**What you should do:** Every entry here needs to be repeated exactly.

**Dataset entries:**
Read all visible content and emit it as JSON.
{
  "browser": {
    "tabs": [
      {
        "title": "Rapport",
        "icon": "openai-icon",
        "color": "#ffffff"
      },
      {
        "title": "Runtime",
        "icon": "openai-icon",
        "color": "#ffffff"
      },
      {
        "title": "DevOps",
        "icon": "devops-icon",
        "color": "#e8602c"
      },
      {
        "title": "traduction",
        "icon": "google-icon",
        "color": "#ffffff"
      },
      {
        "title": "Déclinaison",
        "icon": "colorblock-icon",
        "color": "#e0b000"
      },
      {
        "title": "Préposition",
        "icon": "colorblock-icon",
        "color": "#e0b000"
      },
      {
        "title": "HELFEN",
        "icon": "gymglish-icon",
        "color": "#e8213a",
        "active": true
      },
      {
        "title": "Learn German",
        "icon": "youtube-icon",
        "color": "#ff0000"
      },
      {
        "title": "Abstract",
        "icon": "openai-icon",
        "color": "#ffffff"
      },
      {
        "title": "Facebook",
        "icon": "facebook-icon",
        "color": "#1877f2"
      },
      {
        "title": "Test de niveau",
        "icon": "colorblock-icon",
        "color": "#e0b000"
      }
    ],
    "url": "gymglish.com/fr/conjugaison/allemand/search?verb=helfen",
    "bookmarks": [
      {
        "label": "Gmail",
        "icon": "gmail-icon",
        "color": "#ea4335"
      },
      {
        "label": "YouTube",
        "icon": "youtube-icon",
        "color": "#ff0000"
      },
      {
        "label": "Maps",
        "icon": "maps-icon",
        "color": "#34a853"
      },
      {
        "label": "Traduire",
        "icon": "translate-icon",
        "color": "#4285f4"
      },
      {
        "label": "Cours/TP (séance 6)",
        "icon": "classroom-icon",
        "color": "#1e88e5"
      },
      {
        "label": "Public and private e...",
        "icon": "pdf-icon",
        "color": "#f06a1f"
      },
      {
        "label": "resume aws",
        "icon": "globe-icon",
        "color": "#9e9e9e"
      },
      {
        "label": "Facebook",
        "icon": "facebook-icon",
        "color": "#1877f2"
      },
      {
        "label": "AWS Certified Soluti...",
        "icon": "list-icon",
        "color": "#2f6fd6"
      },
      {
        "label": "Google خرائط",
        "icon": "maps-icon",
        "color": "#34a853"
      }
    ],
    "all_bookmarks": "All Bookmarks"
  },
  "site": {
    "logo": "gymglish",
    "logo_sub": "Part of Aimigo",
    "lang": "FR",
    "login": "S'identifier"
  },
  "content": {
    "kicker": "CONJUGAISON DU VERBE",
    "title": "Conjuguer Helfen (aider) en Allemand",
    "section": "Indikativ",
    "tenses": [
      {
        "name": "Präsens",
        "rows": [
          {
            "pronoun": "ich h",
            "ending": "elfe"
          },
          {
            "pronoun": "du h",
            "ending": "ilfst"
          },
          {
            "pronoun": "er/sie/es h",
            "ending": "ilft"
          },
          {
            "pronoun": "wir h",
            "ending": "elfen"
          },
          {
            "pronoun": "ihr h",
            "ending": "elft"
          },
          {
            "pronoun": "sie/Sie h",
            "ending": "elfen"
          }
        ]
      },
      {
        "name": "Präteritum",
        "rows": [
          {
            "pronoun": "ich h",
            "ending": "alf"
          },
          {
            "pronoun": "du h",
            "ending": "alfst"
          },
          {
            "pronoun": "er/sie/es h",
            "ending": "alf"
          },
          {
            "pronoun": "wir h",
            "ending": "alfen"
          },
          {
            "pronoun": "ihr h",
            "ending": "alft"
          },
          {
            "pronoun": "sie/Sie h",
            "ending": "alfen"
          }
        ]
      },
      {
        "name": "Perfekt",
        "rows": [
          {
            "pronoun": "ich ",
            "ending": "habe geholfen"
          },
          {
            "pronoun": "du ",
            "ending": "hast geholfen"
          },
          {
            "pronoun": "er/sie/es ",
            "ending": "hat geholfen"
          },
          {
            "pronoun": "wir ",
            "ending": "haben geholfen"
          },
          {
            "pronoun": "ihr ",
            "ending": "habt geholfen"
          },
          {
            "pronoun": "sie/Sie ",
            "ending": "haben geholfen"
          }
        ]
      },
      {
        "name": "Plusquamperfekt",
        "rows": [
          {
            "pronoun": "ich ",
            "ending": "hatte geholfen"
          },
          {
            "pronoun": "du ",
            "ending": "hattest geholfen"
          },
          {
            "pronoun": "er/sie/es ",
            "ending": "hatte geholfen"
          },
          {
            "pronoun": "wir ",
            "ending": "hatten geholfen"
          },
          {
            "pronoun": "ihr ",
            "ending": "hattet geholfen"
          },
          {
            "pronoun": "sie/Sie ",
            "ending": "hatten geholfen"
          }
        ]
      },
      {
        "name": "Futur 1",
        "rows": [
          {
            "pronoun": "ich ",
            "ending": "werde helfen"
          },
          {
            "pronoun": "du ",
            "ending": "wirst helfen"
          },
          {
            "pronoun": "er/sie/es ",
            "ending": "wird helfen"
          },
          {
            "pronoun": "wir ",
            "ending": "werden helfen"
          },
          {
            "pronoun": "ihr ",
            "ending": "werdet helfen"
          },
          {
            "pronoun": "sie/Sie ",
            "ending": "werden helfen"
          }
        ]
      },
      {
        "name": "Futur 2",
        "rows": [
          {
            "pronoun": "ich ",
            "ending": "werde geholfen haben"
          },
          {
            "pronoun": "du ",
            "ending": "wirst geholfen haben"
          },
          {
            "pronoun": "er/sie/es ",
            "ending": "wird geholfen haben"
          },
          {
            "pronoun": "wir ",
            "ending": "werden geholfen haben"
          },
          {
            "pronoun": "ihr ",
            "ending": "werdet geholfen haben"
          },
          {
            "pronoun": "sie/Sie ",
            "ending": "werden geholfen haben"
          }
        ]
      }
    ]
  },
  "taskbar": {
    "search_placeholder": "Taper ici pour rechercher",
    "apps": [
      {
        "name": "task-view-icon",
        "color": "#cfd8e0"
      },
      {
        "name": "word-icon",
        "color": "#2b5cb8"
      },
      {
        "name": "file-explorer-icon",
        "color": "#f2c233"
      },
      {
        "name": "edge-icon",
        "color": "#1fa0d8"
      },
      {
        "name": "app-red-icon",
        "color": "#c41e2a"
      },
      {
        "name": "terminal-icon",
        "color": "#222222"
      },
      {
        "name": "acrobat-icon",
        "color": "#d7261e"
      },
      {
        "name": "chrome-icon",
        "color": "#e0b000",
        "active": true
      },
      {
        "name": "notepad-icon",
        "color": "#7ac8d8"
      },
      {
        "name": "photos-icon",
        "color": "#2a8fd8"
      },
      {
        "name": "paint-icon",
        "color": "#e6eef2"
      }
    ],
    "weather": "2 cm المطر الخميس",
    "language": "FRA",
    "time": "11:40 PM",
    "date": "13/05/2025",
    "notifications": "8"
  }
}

**Result for this exercise:**
Read all visible content and emit it as JSON.
{
  "browser": {
    "tabs": [
      {
        "title": "Rapport",
        "icon": "openai-icon",
        "color": "#ffffff"
      },
      {
        "title": "Runtime",
        "icon": "openai-icon",
        "color": "#ffffff"
      },
      {
        "title": "DevOps",
        "icon": "devops-icon",
        "color": "#e8602c"
      },
      {
        "title": "traduction",
        "icon": "google-icon",
        "color": "#ffffff"
      },
      {
        "title": "Déclinaison",
        "icon": "colorblock-icon",
        "color": "#e0b000"
      },
      {
        "title": "Préposition",
        "icon": "colorblock-icon",
        "color": "#e0b000"
      },
      {
        "title": "HELFEN",
        "icon": "gymglish-icon",
        "color": "#e8213a",
        "active": true
      },
      {
        "title": "Learn German",
        "icon": "youtube-icon",
        "color": "#ff0000"
      },
      {
        "title": "Abstract",
        "icon": "openai-icon",
        "color": "#ffffff"
      },
      {
        "title": "Facebook",
        "icon": "facebook-icon",
        "color": "#1877f2"
      },
      {
        "title": "Test de niveau",
        "icon": "colorblock-icon",
        "color": "#e0b000"
      }
    ],
    "url": "gymglish.com/fr/conjugaison/allemand/search?verb=helfen",
    "bookmarks": [
      {
        "label": "Gmail",
        "icon": "gmail-icon",
        "color": "#ea4335"
      },
      {
        "label": "YouTube",
        "icon": "youtube-icon",
        "color": "#ff0000"
      },
      {
        "label": "Maps",
        "icon": "maps-icon",
        "color": "#34a853"
      },
      {
        "label": "Traduire",
        "icon": "translate-icon",
        "color": "#4285f4"
      },
      {
        "label": "Cours/TP (séance 6)",
        "icon": "classroom-icon",
        "color": "#1e88e5"
      },
      {
        "label": "Public and private e...",
        "icon": "pdf-icon",
        "color": "#f06a1f"
      },
      {
        "label": "resume aws",
        "icon": "globe-icon",
        "color": "#9e9e9e"
      },
      {
        "label": "Facebook",
        "icon": "facebook-icon",
        "color": "#1877f2"
      },
      {
        "label": "AWS Certified Soluti...",
        "icon": "list-icon",
        "color": "#2f6fd6"
      },
      {
        "label": "Google خرائط",
        "icon": "maps-icon",
        "color": "#34a853"
      }
    ],
    "all_bookmarks": "All Bookmarks"
  },
  "site": {
    "logo": "gymglish",
    "logo_sub": "Part of Aimigo",
    "lang": "FR",
    "login": "S'identifier"
  },
  "content": {
    "kicker": "CONJUGAISON DU VERBE",
    "title": "Conjuguer Helfen (aider) en Allemand",
    "section": "Indikativ",
    "tenses": [
      {
        "name": "Präsens",
        "rows": [
          {
            "pronoun": "ich h",
            "ending": "elfe"
          },
          {
            "pronoun": "du h",
            "ending": "ilfst"
          },
          {
            "pronoun": "er/sie/es h",
            "ending": "ilft"
          },
          {
            "pronoun": "wir h",
            "ending": "elfen"
          },
          {
            "pronoun": "ihr h",
            "ending": "elft"
          },
          {
            "pronoun": "sie/Sie h",
            "ending": "elfen"
          }
        ]
      },
      {
        "name": "Präteritum",
        "rows": [
          {
            "pronoun": "ich h",
            "ending": "alf"
          },
          {
            "pronoun": "du h",
            "ending": "alfst"
          },
          {
            "pronoun": "er/sie/es h",
            "ending": "alf"
          },
          {
            "pronoun": "wir h",
            "ending": "alfen"
          },
          {
            "pronoun": "ihr h",
            "ending": "alft"
          },
          {
            "pronoun": "sie/Sie h",
            "ending": "alfen"
          }
        ]
      },
      {
        "name": "Perfekt",
        "rows": [
          {
            "pronoun": "ich ",
            "ending": "habe geholfen"
          },
          {
            "pronoun": "du ",
            "ending": "hast geholfen"
          },
          {
            "pronoun": "er/sie/es ",
            "ending": "hat geholfen"
          },
          {
            "pronoun": "wir ",
            "ending": "haben geholfen"
          },
          {
            "pronoun": "ihr ",
            "ending": "habt geholfen"
          },
          {
            "pronoun": "sie/Sie ",
            "ending": "haben geholfen"
          }
        ]
      },
      {
        "name": "Plusquamperfekt",
        "rows": [
          {
            "pronoun": "ich ",
            "ending": "hatte geholfen"
          },
          {
            "pronoun": "du ",
            "ending": "hattest geholfen"
          },
          {
            "pronoun": "er/sie/es ",
            "ending": "hatte geholfen"
          },
          {
            "pronoun": "wir ",
            "ending": "hatten geholfen"
          },
          {
            "pronoun": "ihr ",
            "ending": "hattet geholfen"
          },
          {
            "pronoun": "sie/Sie ",
            "ending": "hatten geholfen"
          }
        ]
      },
      {
        "name": "Futur 1",
        "rows": [
          {
            "pronoun": "ich ",
            "ending": "werde helfen"
          },
          {
            "pronoun": "du ",
            "ending": "wirst helfen"
          },
          {
            "pronoun": "er/sie/es ",
            "ending": "wird helfen"
          },
          {
            "pronoun": "wir ",
            "ending": "werden helfen"
          },
          {
            "pronoun": "ihr ",
            "ending": "werdet helfen"
          },
          {
            "pronoun": "sie/Sie ",
            "ending": "werden helfen"
          }
        ]
      },
      {
        "name": "Futur 2",
        "rows": [
          {
            "pronoun": "ich ",
            "ending": "werde geholfen haben"
          },
          {
            "pronoun": "du ",
            "ending": "wirst geholfen haben"
          },
          {
            "pronoun": "er/sie/es ",
            "ending": "wird geholfen haben"
          },
          {
            "pronoun": "wir ",
            "ending": "werden geholfen haben"
          },
          {
            "pronoun": "ihr ",
            "ending": "werdet geholfen haben"
          },
          {
            "pronoun": "sie/Sie ",
            "ending": "werden geholfen haben"
          }
        ]
      }
    ]
  },
  "taskbar": {
    "search_placeholder": "Taper ici pour rechercher",
    "apps": [
      {
        "name": "task-view-icon",
        "color": "#cfd8e0"
      },
      {
        "name": "word-icon",
        "color": "#2b5cb8"
      },
      {
        "name": "file-explorer-icon",
        "color": "#f2c233"
      },
      {
        "name": "edge-icon",
        "color": "#1fa0d8"
      },
      {
        "name": "app-red-icon",
        "color": "#c41e2a"
      },
      {
        "name": "terminal-icon",
        "color": "#222222"
      },
      {
        "name": "acrobat-icon",
        "color": "#d7261e"
      },
      {
        "name": "chrome-icon",
        "color": "#e0b000",
        "active": true
      },
      {
        "name": "notepad-icon",
        "color": "#7ac8d8"
      },
      {
        "name": "photos-icon",
        "color": "#2a8fd8"
      },
      {
        "name": "paint-icon",
        "color": "#e6eef2"
      }
    ],
    "weather": "2 cm المطر الخميس",
    "language": "FRA",
    "time": "11:40 PM",
    "date": "13/05/2025",
    "notifications": "8"
  }
}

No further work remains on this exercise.